- EXERCISE INSTRUCTIONS
From the records below, copy out each line that has the word "本地连接".

[INPUT Boundary: Start]

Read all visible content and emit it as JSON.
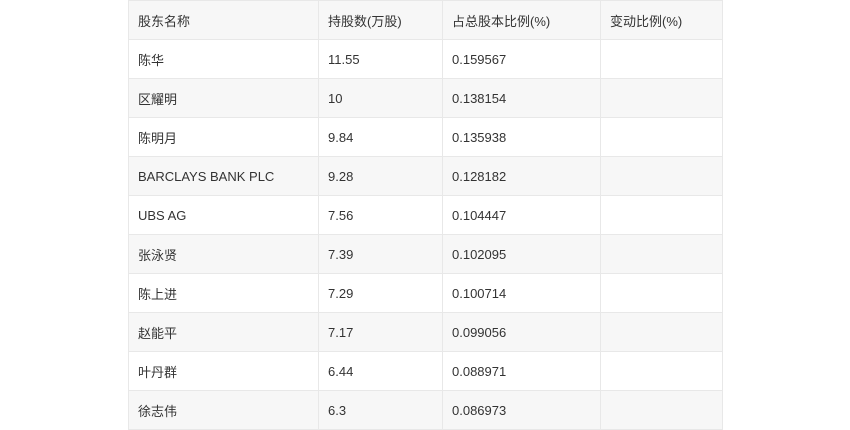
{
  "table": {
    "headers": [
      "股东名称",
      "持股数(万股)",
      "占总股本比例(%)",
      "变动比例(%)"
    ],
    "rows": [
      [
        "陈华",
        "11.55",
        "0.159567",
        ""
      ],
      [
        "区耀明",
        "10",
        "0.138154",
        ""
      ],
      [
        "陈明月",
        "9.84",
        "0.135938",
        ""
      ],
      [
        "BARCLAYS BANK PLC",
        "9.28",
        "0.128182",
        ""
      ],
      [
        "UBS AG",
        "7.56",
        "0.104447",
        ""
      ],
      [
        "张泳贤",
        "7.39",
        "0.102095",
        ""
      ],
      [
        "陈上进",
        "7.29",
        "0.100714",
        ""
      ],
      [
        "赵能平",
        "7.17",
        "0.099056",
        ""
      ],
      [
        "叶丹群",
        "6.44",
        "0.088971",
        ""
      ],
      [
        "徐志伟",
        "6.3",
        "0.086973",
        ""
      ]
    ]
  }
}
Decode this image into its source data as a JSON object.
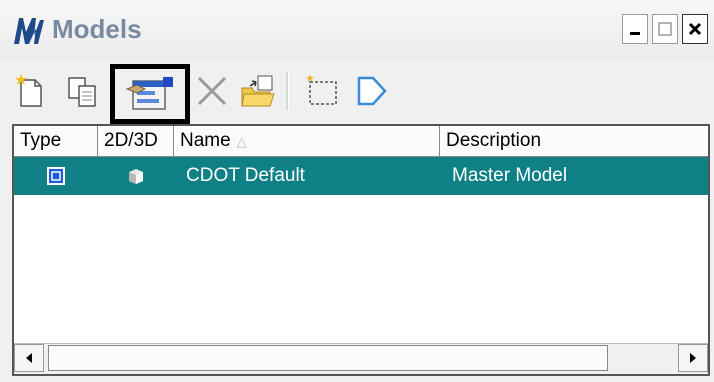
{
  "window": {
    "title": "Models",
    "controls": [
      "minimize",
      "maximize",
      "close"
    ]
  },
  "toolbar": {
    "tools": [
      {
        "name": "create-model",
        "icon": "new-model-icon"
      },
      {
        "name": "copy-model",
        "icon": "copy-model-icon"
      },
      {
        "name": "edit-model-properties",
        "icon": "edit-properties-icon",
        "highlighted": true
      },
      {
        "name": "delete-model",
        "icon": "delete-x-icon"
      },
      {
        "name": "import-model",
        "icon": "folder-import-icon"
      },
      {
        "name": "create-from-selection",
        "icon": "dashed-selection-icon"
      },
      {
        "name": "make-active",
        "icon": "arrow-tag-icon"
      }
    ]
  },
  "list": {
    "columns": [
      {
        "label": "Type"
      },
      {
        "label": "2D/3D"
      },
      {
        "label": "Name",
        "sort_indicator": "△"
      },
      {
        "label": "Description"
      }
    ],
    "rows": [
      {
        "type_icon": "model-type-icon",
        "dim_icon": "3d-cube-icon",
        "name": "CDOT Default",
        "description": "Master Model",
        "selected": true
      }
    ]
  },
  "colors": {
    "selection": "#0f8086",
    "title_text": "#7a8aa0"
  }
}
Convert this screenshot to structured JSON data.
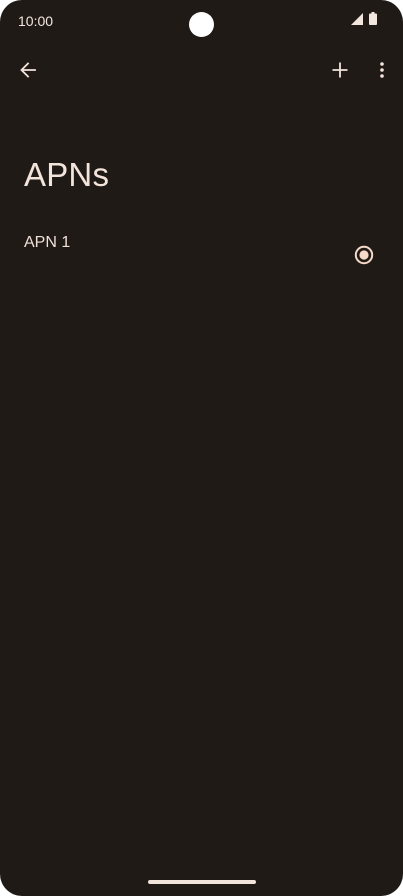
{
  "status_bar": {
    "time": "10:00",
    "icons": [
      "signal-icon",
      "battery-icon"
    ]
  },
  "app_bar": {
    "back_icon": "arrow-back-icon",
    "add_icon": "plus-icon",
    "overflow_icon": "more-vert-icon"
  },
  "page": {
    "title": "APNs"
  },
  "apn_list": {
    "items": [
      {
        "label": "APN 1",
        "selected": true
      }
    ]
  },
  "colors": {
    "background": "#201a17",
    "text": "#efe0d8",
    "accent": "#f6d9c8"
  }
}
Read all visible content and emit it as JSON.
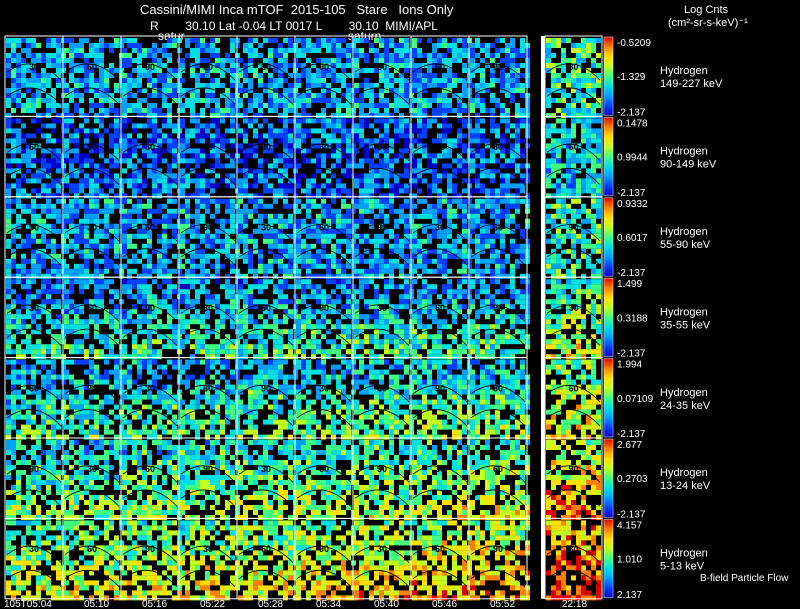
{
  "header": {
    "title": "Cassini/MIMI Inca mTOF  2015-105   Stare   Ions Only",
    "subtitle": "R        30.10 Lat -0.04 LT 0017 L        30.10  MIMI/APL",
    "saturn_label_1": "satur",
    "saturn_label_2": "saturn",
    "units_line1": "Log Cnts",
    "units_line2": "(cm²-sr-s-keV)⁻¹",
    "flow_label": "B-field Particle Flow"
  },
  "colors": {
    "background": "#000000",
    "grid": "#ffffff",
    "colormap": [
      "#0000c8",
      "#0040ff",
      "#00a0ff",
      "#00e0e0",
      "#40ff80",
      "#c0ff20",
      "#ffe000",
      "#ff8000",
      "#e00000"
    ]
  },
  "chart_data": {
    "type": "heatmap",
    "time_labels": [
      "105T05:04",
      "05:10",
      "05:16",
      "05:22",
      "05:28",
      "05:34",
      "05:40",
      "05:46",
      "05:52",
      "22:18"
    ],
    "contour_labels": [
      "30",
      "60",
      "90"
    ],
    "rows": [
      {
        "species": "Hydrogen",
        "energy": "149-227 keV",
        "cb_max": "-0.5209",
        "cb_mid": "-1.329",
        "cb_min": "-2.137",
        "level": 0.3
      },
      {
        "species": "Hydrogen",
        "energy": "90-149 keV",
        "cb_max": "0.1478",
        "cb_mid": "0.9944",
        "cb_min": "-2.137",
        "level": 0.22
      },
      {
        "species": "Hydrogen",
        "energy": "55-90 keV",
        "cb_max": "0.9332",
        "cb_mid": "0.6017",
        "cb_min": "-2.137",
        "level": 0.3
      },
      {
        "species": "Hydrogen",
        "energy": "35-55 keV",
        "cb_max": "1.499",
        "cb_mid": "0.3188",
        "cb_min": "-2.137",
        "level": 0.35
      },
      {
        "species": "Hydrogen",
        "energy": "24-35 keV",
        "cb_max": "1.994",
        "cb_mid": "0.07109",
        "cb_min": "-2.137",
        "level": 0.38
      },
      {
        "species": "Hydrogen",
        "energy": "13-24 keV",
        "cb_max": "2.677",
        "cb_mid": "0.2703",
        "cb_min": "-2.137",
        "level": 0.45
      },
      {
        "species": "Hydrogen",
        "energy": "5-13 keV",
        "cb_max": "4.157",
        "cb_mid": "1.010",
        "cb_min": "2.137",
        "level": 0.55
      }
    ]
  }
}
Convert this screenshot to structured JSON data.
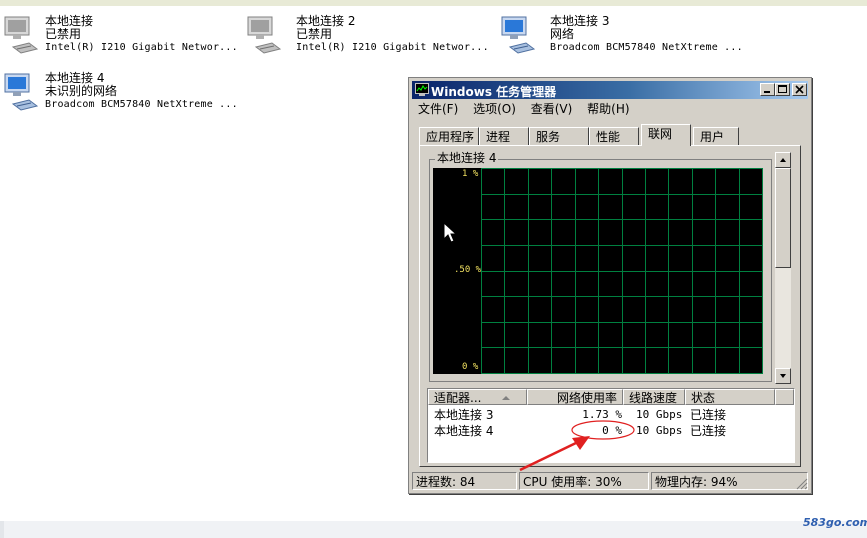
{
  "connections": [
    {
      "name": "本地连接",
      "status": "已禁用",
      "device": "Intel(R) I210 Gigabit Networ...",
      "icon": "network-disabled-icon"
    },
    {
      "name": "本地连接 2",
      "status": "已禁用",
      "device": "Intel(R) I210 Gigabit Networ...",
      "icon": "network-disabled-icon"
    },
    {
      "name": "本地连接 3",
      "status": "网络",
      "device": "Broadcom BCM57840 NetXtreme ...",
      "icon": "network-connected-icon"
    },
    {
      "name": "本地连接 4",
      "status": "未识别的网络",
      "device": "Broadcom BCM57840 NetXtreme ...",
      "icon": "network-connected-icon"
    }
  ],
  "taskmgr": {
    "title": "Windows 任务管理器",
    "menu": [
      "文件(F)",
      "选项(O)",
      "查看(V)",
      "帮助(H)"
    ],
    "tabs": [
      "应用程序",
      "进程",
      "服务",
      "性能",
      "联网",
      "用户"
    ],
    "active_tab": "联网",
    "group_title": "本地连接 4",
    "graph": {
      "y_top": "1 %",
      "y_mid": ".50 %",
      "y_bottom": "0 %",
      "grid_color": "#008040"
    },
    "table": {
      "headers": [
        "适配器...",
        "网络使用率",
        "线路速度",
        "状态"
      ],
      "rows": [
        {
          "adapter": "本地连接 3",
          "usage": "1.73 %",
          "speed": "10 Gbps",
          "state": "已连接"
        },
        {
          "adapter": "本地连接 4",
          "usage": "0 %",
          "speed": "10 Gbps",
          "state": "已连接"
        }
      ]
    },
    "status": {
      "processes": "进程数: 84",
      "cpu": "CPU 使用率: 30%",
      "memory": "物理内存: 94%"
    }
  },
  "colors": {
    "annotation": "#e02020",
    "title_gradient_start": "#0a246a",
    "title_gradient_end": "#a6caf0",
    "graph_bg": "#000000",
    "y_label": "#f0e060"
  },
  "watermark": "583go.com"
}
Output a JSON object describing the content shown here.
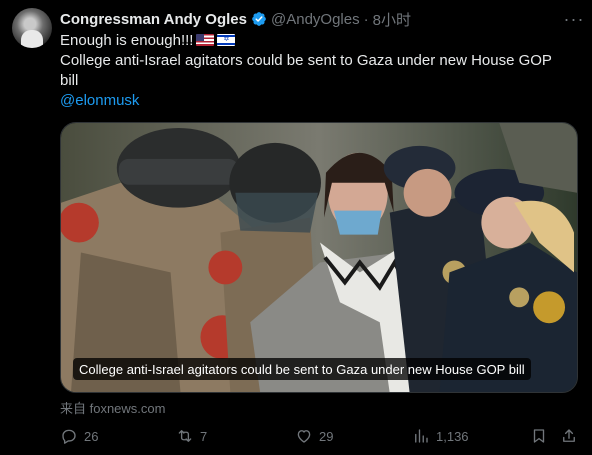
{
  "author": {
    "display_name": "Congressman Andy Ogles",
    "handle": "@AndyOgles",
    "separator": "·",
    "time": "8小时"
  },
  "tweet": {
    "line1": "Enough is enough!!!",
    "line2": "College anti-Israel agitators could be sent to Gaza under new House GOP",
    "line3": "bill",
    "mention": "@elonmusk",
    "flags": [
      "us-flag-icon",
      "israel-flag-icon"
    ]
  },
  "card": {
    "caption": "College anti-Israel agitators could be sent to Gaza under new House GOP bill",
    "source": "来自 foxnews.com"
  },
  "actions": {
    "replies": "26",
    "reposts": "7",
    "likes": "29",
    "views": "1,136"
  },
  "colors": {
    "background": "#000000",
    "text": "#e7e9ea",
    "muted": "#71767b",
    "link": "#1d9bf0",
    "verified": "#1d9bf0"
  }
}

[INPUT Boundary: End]

- RESULT OF THIS EXERCISE
      "name": "本地连接",
      "name": "本地连接 2",
      "name": "本地连接 3",
      "name": "本地连接 4",
    "group_title": "本地连接 4",
          "adapter": "本地连接 3",
          "adapter": "本地连接 4",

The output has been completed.